(What needs to be done) Filter out every line below that lacks "emoji", and copy the rest.

Records for this task below:

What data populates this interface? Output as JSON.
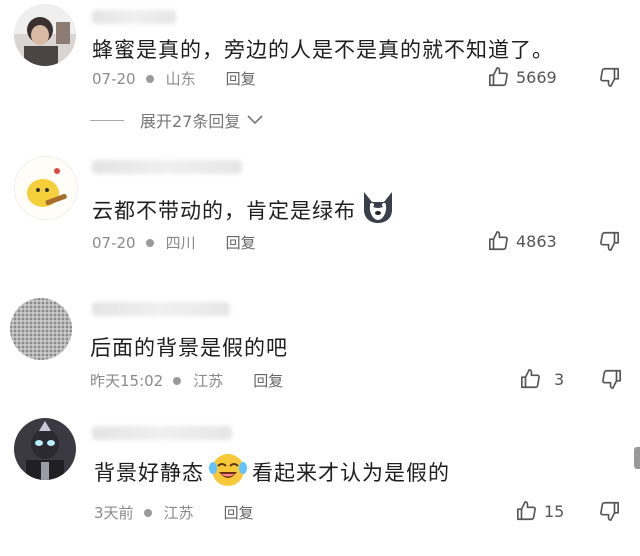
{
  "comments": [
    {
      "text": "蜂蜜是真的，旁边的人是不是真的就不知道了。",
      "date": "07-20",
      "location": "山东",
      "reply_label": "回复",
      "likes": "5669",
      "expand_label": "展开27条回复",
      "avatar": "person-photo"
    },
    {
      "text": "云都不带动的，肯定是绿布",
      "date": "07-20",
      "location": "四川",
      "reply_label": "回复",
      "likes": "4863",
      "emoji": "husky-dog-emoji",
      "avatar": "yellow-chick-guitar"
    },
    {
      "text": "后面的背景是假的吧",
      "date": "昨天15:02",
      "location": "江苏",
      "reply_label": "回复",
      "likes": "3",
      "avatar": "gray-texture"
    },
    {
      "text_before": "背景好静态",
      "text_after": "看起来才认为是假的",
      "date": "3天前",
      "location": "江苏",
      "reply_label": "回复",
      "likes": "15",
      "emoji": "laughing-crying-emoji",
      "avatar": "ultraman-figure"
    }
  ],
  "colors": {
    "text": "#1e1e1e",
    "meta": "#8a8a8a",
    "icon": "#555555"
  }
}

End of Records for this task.

(Your response)
      "emoji": "husky-dog-emoji",
      "emoji": "laughing-crying-emoji",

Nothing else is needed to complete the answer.